[Interface dataset entries]
###
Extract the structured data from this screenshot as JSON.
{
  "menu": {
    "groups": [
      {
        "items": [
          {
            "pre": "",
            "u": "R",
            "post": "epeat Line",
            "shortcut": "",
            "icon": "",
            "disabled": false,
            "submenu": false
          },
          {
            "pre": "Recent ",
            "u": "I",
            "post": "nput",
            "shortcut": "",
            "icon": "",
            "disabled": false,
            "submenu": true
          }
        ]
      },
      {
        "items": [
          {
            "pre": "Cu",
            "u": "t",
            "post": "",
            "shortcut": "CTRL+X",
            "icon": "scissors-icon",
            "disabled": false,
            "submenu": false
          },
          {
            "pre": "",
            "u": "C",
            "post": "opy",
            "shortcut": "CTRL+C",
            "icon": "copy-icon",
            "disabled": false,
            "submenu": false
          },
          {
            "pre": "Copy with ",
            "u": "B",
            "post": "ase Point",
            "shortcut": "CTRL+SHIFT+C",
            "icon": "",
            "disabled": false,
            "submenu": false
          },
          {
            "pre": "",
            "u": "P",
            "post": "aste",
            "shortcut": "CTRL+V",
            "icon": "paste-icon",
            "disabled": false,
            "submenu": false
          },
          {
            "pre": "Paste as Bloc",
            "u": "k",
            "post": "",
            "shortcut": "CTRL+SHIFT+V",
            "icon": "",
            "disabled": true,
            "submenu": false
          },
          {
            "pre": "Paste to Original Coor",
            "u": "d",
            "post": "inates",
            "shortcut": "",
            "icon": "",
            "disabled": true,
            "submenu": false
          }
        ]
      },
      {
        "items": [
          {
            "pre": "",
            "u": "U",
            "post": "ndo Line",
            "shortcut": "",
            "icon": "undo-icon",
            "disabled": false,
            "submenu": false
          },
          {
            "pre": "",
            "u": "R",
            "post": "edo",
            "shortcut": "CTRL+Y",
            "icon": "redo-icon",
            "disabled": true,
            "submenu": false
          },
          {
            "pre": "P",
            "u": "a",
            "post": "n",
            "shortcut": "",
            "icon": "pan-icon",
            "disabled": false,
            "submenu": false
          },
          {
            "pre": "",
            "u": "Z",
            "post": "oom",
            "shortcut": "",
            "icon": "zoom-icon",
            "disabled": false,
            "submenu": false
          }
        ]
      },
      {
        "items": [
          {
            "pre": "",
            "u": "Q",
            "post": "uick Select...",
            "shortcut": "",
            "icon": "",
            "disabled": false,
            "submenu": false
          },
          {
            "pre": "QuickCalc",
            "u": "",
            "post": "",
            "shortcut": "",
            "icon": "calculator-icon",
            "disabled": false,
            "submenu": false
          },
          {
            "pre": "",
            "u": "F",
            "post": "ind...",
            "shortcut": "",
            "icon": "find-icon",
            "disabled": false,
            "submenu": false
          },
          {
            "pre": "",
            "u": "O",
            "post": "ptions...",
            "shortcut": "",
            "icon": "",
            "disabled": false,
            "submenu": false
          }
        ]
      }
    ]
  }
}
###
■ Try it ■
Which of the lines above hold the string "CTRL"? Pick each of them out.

■ Final answer ■
            "shortcut": "CTRL+X",
            "shortcut": "CTRL+C",
            "shortcut": "CTRL+SHIFT+C",
            "shortcut": "CTRL+V",
            "shortcut": "CTRL+SHIFT+V",
            "shortcut": "CTRL+Y",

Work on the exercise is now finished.